• _WHAT YOU NEED TO DO_
Although the entries contain pictures, copy only their text, exactly as written.

• _DATA PROVIDED_
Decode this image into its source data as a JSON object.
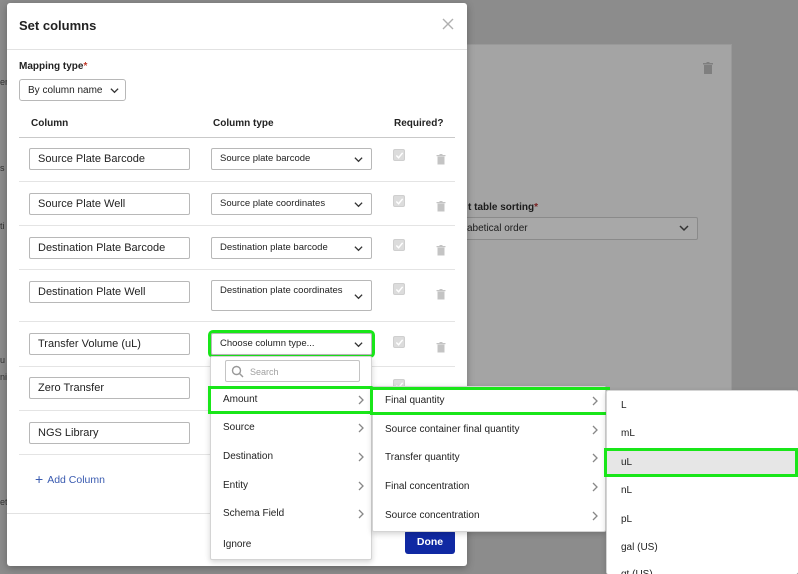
{
  "background": {
    "label": "t table sorting",
    "select_value": "abetical order",
    "left_fragments": [
      "er",
      "s",
      "ti",
      "u",
      "ni",
      "et"
    ]
  },
  "modal": {
    "title": "Set columns",
    "mapping_type_label": "Mapping type",
    "mapping_type_value": "By column name",
    "headers": {
      "column": "Column",
      "column_type": "Column type",
      "required": "Required?"
    },
    "rows": [
      {
        "column": "Source Plate Barcode",
        "type": "Source plate barcode"
      },
      {
        "column": "Source Plate Well",
        "type": "Source plate coordinates"
      },
      {
        "column": "Destination Plate Barcode",
        "type": "Destination plate barcode"
      },
      {
        "column": "Destination Plate Well",
        "type": "Destination plate coordinates"
      },
      {
        "column": "Transfer Volume (uL)",
        "type": "Choose column type..."
      },
      {
        "column": "Zero Transfer",
        "type": ""
      },
      {
        "column": "NGS Library",
        "type": ""
      }
    ],
    "add_column": "Add Column",
    "done": "Done"
  },
  "menu1": {
    "search_placeholder": "Search",
    "items": [
      "Amount",
      "Source",
      "Destination",
      "Entity",
      "Schema Field",
      "Ignore"
    ]
  },
  "menu2": {
    "items": [
      "Final quantity",
      "Source container final quantity",
      "Transfer quantity",
      "Final concentration",
      "Source concentration"
    ]
  },
  "menu3": {
    "items": [
      "L",
      "mL",
      "uL",
      "nL",
      "pL",
      "gal (US)",
      "qt (US)"
    ]
  },
  "colors": {
    "highlight": "#19e619",
    "primary": "#1029a3",
    "link": "#3a5bb0"
  }
}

• _WRITTEN SOLUTION_
Decode this image into its source data as a JSON object.
{
  "background": {
    "label": "t table sorting",
    "select_value": "abetical order",
    "left_fragments": [
      "er",
      "s",
      "ti",
      "u",
      "ni",
      "et"
    ]
  },
  "modal": {
    "title": "Set columns",
    "mapping_type_label": "Mapping type",
    "mapping_type_value": "By column name",
    "headers": {
      "column": "Column",
      "column_type": "Column type",
      "required": "Required?"
    },
    "rows": [
      {
        "column": "Source Plate Barcode",
        "type": "Source plate barcode"
      },
      {
        "column": "Source Plate Well",
        "type": "Source plate coordinates"
      },
      {
        "column": "Destination Plate Barcode",
        "type": "Destination plate barcode"
      },
      {
        "column": "Destination Plate Well",
        "type": "Destination plate coordinates"
      },
      {
        "column": "Transfer Volume (uL)",
        "type": "Choose column type..."
      },
      {
        "column": "Zero Transfer",
        "type": ""
      },
      {
        "column": "NGS Library",
        "type": ""
      }
    ],
    "add_column": "Add Column",
    "done": "Done"
  },
  "menu1": {
    "search_placeholder": "Search",
    "items": [
      "Amount",
      "Source",
      "Destination",
      "Entity",
      "Schema Field",
      "Ignore"
    ]
  },
  "menu2": {
    "items": [
      "Final quantity",
      "Source container final quantity",
      "Transfer quantity",
      "Final concentration",
      "Source concentration"
    ]
  },
  "menu3": {
    "items": [
      "L",
      "mL",
      "uL",
      "nL",
      "pL",
      "gal (US)",
      "qt (US)"
    ]
  },
  "colors": {
    "highlight": "#19e619",
    "primary": "#1029a3",
    "link": "#3a5bb0"
  }
}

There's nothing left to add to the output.